make an attack on; they are beautiful in battle, a host with high looks,
"It is no wonder they to have such strength: every one of them is the son of
a king and a queen; manes of hair they have of the colour of gold.
"Their bodies smooth and comely; their eyes blue and far-seeing; their teeth
bright like crystal, within their thin red lips.
"White shields they have in their hands, with patterns on them of white
silver; blue shining swords, red horns set with gold.
"They are good at killing men in battle; good at song-making, good at
"The most beautiful of plains is the Plain of the Two Mists; the men of the
Sidhe are stirring up pools of blood on it; it is not far from this place."
"It would be a shameful thing not to give our help to this man," said
Fiachna, son of Betach, went down into the lake then, for it was out of it he
had come, and Laegaire went down into it after him, and fifty fighting men along
They saw a strong place before them then, and a company of armed men, and
Goll, son of Dalbh, at the head of them.
"That is well," said Laegaire, "I and my fifty men will go out against this
troop." "I will answer you," said Goll, son of Dalbh.
The two fifties attacked one another then, and Goll fell, but Laegaire and
his fifty escaped with their lives and made a great slaughter of their enemies,
that not one of them made his escape.
"Where is the woman now?" said Laegaire. "She is within the dun of Magh Mell,
and a troop of armed men keeping guard about it," said Fiachna. "Let you stop
here, and I and my fifty will go there," said Laegaire.
So he and his men went on to the dun, and Laegaire called out to the men that
were about it: "Your king has got his death, your chief men have fallen, let the
woman come out, and I will give you your own lives." The men agreed to that, and
they brought the woman out. And when she came out she made this complaint:
"It is a sorrowful day that swords are reddened for the sake of the dear dead
body of Goll, son of Dalbh. It was he that loved me, it was himself I loved, it
is little Laegaire Liban cares for that.
"Weapons were hacked and were split by Goll; it is to Fiachna, son of Betach,
I must go; it is Goll, son of Dalbh, I loved."
And that complaint got the name of "The Lament of the Daughter of Eochaid the
Laegaire went back with her then till he put her hand in Fiachna's hand. And
that night Fiachna's daughter, Deorgreine, a Tear of the Sun, was given to
Laegaire as his wife, and fifty other women were given to his fifty fighting
men, and they stopped with them there to the end of a year.

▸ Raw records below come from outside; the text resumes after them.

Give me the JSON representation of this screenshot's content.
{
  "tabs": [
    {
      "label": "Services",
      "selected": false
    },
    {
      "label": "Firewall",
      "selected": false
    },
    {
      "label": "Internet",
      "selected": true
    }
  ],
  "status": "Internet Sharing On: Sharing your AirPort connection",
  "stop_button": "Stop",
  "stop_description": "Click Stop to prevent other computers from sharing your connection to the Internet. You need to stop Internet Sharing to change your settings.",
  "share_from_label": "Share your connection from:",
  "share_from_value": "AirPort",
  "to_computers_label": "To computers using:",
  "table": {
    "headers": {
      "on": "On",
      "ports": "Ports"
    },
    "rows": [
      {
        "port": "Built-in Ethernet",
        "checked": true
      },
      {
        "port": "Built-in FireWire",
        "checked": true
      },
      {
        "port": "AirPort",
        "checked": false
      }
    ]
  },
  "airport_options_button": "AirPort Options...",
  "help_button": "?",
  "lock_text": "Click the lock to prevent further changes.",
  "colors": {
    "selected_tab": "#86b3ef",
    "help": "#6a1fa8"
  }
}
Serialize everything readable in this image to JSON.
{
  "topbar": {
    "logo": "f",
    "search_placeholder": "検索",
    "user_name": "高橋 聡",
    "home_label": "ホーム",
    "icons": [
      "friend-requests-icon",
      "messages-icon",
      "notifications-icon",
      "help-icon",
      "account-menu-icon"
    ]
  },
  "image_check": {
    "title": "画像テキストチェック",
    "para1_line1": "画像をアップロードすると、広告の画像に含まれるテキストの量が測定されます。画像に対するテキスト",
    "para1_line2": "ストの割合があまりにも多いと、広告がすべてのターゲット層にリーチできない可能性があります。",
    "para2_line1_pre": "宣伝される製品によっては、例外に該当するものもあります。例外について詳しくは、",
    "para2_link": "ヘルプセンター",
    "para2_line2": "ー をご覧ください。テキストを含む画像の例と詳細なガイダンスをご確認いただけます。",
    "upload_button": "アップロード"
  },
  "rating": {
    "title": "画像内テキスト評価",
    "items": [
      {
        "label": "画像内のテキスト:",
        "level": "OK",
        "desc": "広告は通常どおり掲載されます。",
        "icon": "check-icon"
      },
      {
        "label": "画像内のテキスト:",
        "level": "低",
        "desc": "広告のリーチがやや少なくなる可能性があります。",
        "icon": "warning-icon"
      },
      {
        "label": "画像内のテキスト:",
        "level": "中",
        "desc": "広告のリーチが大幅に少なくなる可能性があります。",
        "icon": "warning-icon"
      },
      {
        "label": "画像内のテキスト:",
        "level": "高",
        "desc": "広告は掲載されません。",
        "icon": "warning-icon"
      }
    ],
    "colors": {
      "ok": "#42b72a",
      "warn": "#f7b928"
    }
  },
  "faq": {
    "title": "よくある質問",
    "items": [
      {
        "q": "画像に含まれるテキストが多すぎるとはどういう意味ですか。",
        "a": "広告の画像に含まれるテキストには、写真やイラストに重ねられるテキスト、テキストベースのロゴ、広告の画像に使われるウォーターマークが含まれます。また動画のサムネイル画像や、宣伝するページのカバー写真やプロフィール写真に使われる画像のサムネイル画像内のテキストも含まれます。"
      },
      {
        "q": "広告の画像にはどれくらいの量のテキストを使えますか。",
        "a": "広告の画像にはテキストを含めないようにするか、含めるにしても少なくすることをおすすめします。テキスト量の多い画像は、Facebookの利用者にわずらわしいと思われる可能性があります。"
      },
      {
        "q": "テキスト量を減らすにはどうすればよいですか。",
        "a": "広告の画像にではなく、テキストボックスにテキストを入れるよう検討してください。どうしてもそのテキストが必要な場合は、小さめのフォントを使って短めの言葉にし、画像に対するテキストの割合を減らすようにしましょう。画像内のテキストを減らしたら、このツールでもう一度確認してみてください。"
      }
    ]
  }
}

And at the end of that time, Laegaire said: "Let us go and ask news of our
own country." "If you have a mind to go," said Fiachna, "bring horses with you;
but whatever happens," he said, "do not get off from them."
So they set out then; and when they got back to Ireland, they found a great
gathering of the whole of the men of Connacht that were keening them.
And when the men of Connacht saw them coming they rose up to meet them, and
to bid them welcome. But Laegaire called out: "Do not come to us, for it is to
bid you farewell we are here." "Do not go from us again," said Crimthan, his
father, "and I will give you the sway over the three Connachts, their silver and
their gold, their horses and their bridles, and their beautiful women, if you
will not go from us."
And it is what Laegaire said: "In the place we are gone to, the armies move
from kingdom to kingdom, they listen to the sweet-sounding music of the Sidhe,
they drink from shining cups, we talk with those we love, it is beer that falls
instead of rain.
"We have brought from the dun of the Pleasant Plain thirty cauldrons, thirty
drinking horns; we have brought the complaint that was sung by the Sea, by the
daughter of Eochaid the Dumb.
"There is a wife for every man of the fifty; my own wife to me is the Tear of
the Sun; I am made master of a blue sword; I would not give for all your whole
kingdom one night of the nights of the Sidhe."
With that Laegaire turned from them, and went back to the kingdom. And he was
made king there along with Fiachna, son of Betach, and his daughter, and he did
not come out of it yet.